Marfa is a refuge for the displaced. Marginals, migrants, and the mysterious converge on this destination, as a retreat from the socialized normalcy of ordinary life. A restaurant resurrected from the bones of a service station for passing journeymen, and an abandoned Prada boutique in the barren Chinati desert are emblematic of this transient, eclectic community. Nothing is what it seems.
Marfa is a paradoxical wonder. Forever moored in a seemingly endless landscape of scorched earth, monumental artworks court art world pilgrims. Far from the sterile and frantic culture machine, these works require time and commitment, defying the rationality and logic of a capitalist market. This is the town that Donald Judd built.
In Marfa, I am a pedestrian, a flâneur, and a tourist. It is rare to encounter locals who can claim long-term familial ties to the region beyond mere decades. We are all outsiders or transplants drifting through the dusty landscape like so many travelers and tradesmen who have gone before. This is a site of reinvention, bearing the scars and wrinkles of each passing population. Cycles of birth, decline, and renewal are evidenced without shame.
A four-block parcel of land, bounded by side-streets and alleyways is the site of a typographic intervention. Contemplating issues of displacement and shifting identities, I explore a microcosm of the town focusing on the banal, the discarded, and the unwanted detritus of the region. Through repeated passes of increasingly familiar locations, I wear out a continuous path spelling out the letterforms M-A-R-F-A. As a de facto archaeologist of the hard-worn streets, I study the culture of waste and ephemera. A beer cap from an unknown brewery. A candy-coloured straw. A mobile telephone. These traces are important clues, aggregating into a portrait of the built environment and its inhabitants.
Each juncture signals a shift in direction. Left, right, right, left, right. As a subtle intervention in the landscape, I transport one item to a new destination with every change in course. Document. Record. Repeat.
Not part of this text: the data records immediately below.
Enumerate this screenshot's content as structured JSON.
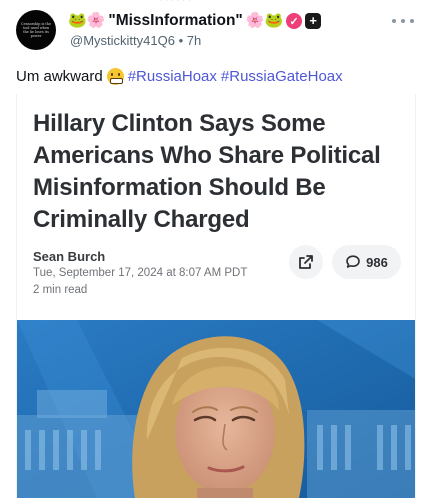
{
  "post": {
    "avatar_text": "Censorship is the tool used when the lie loses its power",
    "display_name": "\"MissInformation\"",
    "name_emoji_prefix": "🐸🌸",
    "name_emoji_suffix": "🌸🐸",
    "handle": "@Mystickitty41Q6",
    "separator": "•",
    "time": "7h",
    "text": "Um awkward",
    "hashtags": [
      "#RussiaHoax",
      "#RussiaGateHoax"
    ]
  },
  "article": {
    "headline": "Hillary Clinton Says Some Americans Who Share Political Misinformation Should Be Criminally Charged",
    "author": "Sean Burch",
    "date": "Tue, September 17, 2024 at 8:07 AM PDT",
    "read_time": "2 min read",
    "comment_count": "986"
  },
  "icons": {
    "more": "more-horizontal-icon",
    "share": "external-link-icon",
    "comment": "comment-bubble-icon",
    "verified": "pink-badge-icon",
    "plus": "plus-square-icon"
  },
  "colors": {
    "hashtag": "#4f57d6",
    "muted": "#536471",
    "photo_background": "#1f6bb0"
  }
}
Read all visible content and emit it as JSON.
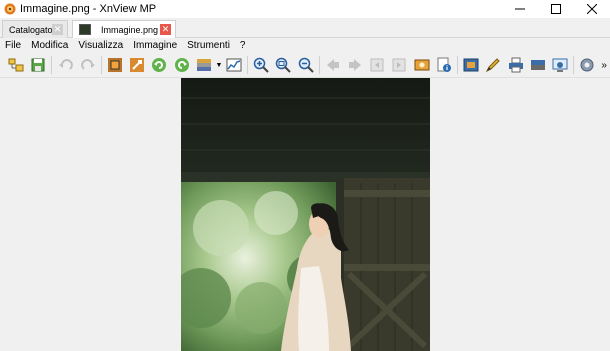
{
  "window": {
    "title": "Immagine.png - XnView MP",
    "icon": "xnview-icon",
    "controls": [
      "minimize-icon",
      "maximize-icon",
      "close-icon"
    ]
  },
  "tabs": [
    {
      "label": "Catalogatore",
      "active": false
    },
    {
      "label": "Immagine.png",
      "active": true
    }
  ],
  "menu": [
    "File",
    "Modifica",
    "Visualizza",
    "Immagine",
    "Strumenti",
    "?"
  ],
  "toolbar": {
    "icons": [
      "browser-icon",
      "save-icon",
      "undo-icon",
      "redo-icon",
      "crop-icon",
      "resize-icon",
      "rotate-left-icon",
      "rotate-right-icon",
      "color-adjust-icon",
      "levels-icon",
      "zoom-in-icon",
      "zoom-fit-icon",
      "zoom-out-icon",
      "previous-icon",
      "next-icon",
      "first-page-icon",
      "last-page-icon",
      "slideshow-icon",
      "info-icon",
      "fullscreen-icon",
      "edit-icon",
      "print-icon",
      "scanner-icon",
      "screen-capture-icon",
      "settings-icon",
      "more-icon"
    ],
    "overflow_glyph": "»"
  },
  "viewer": {
    "image_name": "Immagine.png",
    "background": "#f0f0f0"
  }
}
This exercise provides an intimate connection to the place that cannot be experienced in the showy Foundations and tourist literature. Yes, Raymond Williams, “culture is ordinary.”